Sitelink extensions are additional ads that can go under your ad. Since they also include a headline and a product description, they are essentially an ad unto itself. The beauty of sitelink extensions is that they give you more ad space to promote more of your products—all without extra cost. You only pay for the click, not to post all the different elements of the ad.

APBlog_AdExtentionImages_Sitelink

In addition to sitelink extensions, two other valuable ad extensions are:

Callout extensions – Google recommends that advertisers use callout extensions to draw attention to unique selling points and important product details and benefits. For example, “100% made in the USA. Free shipping. Free returns. 24/7 customer service.”
Google will rotate call-out extensions and sitelink extension based on viewers search history.

APBlog_AdExtentionImages_Callout

Review extensions – Review extensions are reviews of your product from a legitimate third party. In other words, it can’t be from someone’s Facebook comment or a review on your website. Review extensions add authority and authenticity to your company, products and services. When a user clicks on the review extension link, it will take them to the review page, blog post, etc. What’s more is that when someone clicks on a review extension, you don’t have to pay for that click.
APBlog_AdExtentionImages_Review Recommendation: Use ad extensions.

Not bidding on brand terms

Oftentimes advertisers don’t feel that they need to bid on the name of their company because it already ranks high in organic searches. While that may be, the reality is that someone else may bid on your brand term. If you’re not bidding on it and someone else does, their paid ad might show up above your organic listing results, leading a user to click on their ad instead of yours.

Recommendation: Bid on your brand terms because there are many advantages of doing so. First and foremost, it is incredibly inexpensive for you to bid on your brand terms. And if your brand is well-recognized, you should easily and cost-effectively be able to get the number one ad position for all branded searches. So it won’t cost you much and it will drive a lot of traffic, which means higher ROI.

Another reason why it’s beneficial to bid on your branded terms is because it will give you two listings on a page: your paid ad and your organic search result. What’s more is that, compared to an organic search result, you have more control over the messaging that a searcher sees and the landing page they are sent to when you bid on branded terms. This translates into more control over the user experience and conversions.

The bottom line is that even the most recognized brands in the world pay for ads using their brand terms, so it’s just smart advertising to do so too.

Not knowing what your goals are

In order to be clear on what you can spend on your AdWords ad campaign, you must be clear on your goals and the value of your products. For example, a retailer who spends $55 on keywords clicks to sell $50 shoes is not running a cost-effective AdWords campaign.

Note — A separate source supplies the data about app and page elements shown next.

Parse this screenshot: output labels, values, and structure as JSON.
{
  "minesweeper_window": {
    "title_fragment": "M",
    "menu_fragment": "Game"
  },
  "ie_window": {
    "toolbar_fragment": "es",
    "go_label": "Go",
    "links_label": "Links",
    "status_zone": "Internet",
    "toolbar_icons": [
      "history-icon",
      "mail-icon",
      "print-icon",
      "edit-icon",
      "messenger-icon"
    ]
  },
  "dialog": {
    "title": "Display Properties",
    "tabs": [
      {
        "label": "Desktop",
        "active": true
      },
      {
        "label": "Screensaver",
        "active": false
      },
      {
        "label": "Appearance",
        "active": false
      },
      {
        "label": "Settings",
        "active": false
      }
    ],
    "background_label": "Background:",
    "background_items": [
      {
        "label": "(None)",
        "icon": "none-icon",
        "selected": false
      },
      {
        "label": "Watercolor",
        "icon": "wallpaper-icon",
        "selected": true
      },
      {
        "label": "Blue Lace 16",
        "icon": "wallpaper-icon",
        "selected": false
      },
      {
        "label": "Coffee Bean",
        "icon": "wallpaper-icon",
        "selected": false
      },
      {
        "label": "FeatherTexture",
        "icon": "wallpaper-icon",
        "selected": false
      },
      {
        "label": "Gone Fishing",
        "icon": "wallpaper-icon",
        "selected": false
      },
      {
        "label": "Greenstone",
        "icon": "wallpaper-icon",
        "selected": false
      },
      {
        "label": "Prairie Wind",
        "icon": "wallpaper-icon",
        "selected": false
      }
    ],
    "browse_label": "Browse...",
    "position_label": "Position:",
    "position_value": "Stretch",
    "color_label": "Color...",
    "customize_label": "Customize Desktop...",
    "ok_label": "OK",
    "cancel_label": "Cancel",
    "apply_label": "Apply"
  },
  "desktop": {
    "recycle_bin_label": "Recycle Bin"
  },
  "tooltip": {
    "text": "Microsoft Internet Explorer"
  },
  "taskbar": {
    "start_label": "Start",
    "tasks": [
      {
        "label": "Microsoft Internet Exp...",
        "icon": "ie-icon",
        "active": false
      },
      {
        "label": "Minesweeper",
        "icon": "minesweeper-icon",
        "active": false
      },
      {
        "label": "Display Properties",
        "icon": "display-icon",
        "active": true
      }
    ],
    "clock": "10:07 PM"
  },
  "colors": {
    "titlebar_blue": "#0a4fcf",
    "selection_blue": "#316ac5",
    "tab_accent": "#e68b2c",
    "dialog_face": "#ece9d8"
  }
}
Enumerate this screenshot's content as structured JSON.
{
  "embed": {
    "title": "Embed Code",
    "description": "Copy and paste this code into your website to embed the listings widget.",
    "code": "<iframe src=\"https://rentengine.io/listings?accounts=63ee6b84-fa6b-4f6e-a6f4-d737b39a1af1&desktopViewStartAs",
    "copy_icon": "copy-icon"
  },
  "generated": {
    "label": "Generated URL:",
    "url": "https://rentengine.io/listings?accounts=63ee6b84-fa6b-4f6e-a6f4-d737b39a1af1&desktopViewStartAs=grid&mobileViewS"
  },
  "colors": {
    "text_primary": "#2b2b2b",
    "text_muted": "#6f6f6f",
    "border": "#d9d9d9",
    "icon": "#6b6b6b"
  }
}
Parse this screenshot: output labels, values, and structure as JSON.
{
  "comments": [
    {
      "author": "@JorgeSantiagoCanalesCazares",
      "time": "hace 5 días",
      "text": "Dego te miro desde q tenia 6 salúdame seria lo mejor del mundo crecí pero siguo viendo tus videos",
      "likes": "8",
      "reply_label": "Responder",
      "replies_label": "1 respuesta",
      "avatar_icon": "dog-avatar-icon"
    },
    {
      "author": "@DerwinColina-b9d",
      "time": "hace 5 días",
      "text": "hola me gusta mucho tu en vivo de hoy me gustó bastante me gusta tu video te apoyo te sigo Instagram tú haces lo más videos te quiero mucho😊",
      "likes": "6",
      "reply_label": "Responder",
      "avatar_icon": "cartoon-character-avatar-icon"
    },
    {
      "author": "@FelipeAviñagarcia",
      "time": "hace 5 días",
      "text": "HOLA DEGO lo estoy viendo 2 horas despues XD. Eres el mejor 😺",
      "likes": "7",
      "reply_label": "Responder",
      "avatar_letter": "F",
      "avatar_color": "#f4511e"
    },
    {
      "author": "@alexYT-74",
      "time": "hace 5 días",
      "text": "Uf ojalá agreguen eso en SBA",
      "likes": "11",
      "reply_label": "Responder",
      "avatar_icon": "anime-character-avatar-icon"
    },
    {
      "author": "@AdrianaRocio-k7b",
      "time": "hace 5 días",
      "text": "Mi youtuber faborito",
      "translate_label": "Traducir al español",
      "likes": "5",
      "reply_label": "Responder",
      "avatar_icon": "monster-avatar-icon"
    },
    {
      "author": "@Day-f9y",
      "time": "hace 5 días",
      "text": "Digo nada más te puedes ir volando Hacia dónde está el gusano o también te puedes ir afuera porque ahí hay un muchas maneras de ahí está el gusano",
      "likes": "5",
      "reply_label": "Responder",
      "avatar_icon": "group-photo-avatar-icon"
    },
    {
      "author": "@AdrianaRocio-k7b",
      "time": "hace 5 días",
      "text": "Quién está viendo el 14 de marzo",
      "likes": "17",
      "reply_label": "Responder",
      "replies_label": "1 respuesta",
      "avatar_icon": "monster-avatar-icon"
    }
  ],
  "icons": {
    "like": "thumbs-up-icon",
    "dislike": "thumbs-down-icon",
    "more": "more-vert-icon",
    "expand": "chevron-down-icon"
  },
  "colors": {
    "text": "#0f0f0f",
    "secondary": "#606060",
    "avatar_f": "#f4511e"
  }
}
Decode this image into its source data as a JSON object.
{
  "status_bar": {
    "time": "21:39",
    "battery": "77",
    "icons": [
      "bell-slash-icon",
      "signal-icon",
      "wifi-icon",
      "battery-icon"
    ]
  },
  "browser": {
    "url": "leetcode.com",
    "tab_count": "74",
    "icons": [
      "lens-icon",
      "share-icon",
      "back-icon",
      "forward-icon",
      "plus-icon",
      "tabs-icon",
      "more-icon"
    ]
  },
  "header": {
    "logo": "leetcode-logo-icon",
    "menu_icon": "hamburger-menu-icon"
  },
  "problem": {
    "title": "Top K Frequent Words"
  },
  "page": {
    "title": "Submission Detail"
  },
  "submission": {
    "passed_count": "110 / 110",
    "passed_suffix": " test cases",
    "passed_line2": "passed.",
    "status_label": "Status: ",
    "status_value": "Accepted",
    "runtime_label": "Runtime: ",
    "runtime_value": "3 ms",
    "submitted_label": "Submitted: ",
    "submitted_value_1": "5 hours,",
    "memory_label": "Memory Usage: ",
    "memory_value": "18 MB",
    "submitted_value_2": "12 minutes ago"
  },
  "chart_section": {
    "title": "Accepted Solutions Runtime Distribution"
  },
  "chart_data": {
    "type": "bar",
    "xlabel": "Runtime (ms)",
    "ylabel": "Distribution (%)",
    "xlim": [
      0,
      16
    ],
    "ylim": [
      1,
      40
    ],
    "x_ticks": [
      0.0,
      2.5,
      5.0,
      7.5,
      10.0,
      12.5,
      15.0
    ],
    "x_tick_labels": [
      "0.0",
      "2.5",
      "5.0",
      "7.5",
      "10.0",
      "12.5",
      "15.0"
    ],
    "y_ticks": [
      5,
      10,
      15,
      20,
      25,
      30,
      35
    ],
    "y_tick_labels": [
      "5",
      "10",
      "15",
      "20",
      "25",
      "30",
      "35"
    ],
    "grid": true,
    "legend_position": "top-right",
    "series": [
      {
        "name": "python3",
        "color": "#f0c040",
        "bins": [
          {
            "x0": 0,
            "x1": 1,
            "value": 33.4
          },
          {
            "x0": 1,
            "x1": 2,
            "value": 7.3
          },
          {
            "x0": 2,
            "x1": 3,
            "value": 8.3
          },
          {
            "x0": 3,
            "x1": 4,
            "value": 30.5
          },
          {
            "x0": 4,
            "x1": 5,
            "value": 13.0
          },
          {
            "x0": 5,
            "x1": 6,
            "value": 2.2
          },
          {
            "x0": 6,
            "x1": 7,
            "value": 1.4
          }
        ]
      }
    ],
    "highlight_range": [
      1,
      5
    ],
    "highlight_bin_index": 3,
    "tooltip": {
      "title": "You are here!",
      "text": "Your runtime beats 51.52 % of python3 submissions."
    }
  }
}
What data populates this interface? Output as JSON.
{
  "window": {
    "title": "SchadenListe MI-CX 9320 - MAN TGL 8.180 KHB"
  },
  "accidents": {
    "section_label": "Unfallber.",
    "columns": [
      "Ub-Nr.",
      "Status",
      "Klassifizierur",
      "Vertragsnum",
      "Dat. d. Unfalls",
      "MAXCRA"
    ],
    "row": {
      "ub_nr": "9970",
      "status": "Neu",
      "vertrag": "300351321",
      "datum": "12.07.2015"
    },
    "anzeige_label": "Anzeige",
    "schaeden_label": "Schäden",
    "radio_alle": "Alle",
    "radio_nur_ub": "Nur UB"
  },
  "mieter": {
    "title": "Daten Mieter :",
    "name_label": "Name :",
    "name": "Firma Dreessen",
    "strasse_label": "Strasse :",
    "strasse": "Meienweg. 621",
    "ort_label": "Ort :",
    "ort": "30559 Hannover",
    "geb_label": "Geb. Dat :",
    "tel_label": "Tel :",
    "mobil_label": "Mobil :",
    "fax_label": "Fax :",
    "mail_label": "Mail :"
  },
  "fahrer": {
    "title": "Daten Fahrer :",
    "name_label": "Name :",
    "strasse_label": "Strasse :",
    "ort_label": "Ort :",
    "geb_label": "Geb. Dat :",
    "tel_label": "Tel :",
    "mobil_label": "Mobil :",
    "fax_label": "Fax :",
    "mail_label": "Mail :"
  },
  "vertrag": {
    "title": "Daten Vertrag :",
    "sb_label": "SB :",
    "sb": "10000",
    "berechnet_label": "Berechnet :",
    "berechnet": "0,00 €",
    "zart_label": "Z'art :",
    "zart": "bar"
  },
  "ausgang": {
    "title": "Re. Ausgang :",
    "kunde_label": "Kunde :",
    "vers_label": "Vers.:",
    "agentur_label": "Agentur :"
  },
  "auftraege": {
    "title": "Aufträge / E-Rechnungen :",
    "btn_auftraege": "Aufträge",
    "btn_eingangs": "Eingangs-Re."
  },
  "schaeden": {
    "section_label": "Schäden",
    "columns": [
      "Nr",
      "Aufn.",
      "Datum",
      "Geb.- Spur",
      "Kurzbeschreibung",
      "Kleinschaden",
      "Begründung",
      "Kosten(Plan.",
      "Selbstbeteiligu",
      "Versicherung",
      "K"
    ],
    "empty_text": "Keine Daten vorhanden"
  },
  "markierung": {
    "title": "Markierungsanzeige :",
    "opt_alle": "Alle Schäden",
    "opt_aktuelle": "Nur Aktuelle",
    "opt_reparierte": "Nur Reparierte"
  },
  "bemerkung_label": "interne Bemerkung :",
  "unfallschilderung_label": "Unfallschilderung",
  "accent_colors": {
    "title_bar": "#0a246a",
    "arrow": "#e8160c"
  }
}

Recommendation: Look at the big picture and know what your ROI needs to be so that you can set an appropriate cost per acquisition. Ask yourself this question: Is your goal to make more sales or to lower the cost of your sales? Typically it can only feasibly be one or the other, which is why it’s critical to figure out whether volume or CPA is the goal. That will help determine your ad spend.

Being aware of these common Google AdWords pitfalls will make AdWords less expensive and more profitable over time. These tips are also exponential in the way in which they can help your AdWords campaign. If you can get more clicks and conversions, you’ll ultimately rank higher, which will help you continue to get more clicks and conversions.

 

To learn more about how to get the most out of Google AdWords and ensure that you aren’t making these common AdWords errors, reach out to our Paid Marketing team for a performance audit.

Leave a comment

Your email address will not be published. Required fields are marked *